Despite attempts by Gov. Haley’s office to delete emails and circumvent public records laws, the governor’s autocratic tendencies are beginning to come to light thanks to Freedom of Information Act requests and a steady stream of leaks. The common theme emerging is how Haley’s micromanaging tends to benefit herself, her family and her political career, often at the expense of the state she was elected to lead.
In March, the state took $1 million in federal money to set up a Health Planning Committee tasked with creating the state’s health insurance exchange under the Affordable Care Act. But before the committee ever met, according to the Charleston Post & Courier, Governor Haley directed them to issue their recommendation against creating the exchange. Eight months and a million dollars later, the committee did exactly that.
While Haley’s anti-Washington stance boosts her credibility as a conservative warrior, the committee’s decision leaves South Carolina’s uninsured stuck with a federal health care exchange, which could lead to confusion and substandard care once the exchange goes into effect in 2014.
Then in late October, the governor instructed the Department of Health and Environmental Control to re-hear Georgia’s application for a permit to dredge the Savannah port. Haley’s handpicked board overturned DHEC staff’s initial decision and approved the permit, giving Georgia’s ports a competitive advantage over our own.
The move drew widespread criticism among Palmetto State environmental and business groups, as well as Democratic and Republican lawmakers alike. Many critics contend Governor Haley influenced the board at the request of Georgia Gov. Nathan “Let’s Make A” Deal, possibly in exchange for a promised speaking spot at the Republican National Convention.

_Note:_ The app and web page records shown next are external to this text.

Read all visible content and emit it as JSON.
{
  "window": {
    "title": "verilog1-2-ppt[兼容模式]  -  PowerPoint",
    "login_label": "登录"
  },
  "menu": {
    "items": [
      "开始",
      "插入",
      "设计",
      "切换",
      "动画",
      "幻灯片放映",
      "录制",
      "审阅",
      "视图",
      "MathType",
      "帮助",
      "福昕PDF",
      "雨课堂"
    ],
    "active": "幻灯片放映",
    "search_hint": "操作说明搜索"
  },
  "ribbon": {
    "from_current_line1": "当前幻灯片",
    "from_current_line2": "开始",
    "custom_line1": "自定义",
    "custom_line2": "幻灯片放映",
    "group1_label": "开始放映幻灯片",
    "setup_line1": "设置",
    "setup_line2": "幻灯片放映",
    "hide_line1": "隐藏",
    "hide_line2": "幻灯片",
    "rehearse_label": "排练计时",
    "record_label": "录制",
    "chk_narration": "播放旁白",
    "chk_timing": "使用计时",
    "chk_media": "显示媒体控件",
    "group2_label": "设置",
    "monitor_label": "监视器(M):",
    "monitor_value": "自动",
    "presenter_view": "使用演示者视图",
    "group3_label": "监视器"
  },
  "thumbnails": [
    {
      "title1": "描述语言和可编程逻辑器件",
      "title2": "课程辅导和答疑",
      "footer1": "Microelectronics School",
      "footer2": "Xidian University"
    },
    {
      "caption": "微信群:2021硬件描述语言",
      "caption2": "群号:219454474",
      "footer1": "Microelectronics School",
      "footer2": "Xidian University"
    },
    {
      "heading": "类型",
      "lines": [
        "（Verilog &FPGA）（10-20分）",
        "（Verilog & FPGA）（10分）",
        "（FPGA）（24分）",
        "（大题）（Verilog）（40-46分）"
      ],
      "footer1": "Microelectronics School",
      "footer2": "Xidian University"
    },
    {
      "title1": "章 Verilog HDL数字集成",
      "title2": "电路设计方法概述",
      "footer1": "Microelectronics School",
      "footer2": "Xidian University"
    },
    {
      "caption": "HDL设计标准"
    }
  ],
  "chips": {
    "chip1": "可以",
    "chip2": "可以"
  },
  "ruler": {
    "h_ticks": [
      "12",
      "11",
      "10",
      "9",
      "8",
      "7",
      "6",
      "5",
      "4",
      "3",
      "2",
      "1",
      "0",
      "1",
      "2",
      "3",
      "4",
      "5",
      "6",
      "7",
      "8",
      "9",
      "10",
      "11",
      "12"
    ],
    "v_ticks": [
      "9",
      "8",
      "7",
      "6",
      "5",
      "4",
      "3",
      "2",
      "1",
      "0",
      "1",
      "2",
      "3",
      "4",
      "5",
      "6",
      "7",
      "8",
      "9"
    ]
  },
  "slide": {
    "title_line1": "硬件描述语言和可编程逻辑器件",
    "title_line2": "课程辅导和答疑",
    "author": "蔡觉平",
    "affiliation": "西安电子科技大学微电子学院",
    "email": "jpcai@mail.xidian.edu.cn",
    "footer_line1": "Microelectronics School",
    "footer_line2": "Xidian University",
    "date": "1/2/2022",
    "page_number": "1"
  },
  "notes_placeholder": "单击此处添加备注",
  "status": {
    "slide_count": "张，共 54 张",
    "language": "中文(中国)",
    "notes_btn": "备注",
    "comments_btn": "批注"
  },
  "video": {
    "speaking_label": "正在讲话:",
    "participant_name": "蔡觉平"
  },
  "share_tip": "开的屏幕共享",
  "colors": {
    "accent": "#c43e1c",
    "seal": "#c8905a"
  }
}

As the “Savannah River Sellout” was just coming to light in November, the governor ordered Department of Public Safety officers to arrest Occupy Columbia members who remained outside the State House after 6:00pm, despite Columbia city police finding that no laws had been broken. The governor later backed down after hundreds of people publicly challenged the order, and a judge later ruled that Haley had acted outside her authority.
Around the same time, Haley’s hand-picked Department of Natural Resources board allegedly conspired to get rid of agency director John Frampton in favor of a more “business-friendly” (read: environmentally-unfriendly) director. The move dismayed even Haley’s predecessor and mentor, former Gov. Mark Sanford.
Of course, Haley and her staff were quick to deny any involvement or influence. But given the governor’s autocratic track record and signs that her fingerprints are all over Frampton’s ouster, it’s hard not to view the claim with more than a little skepticism.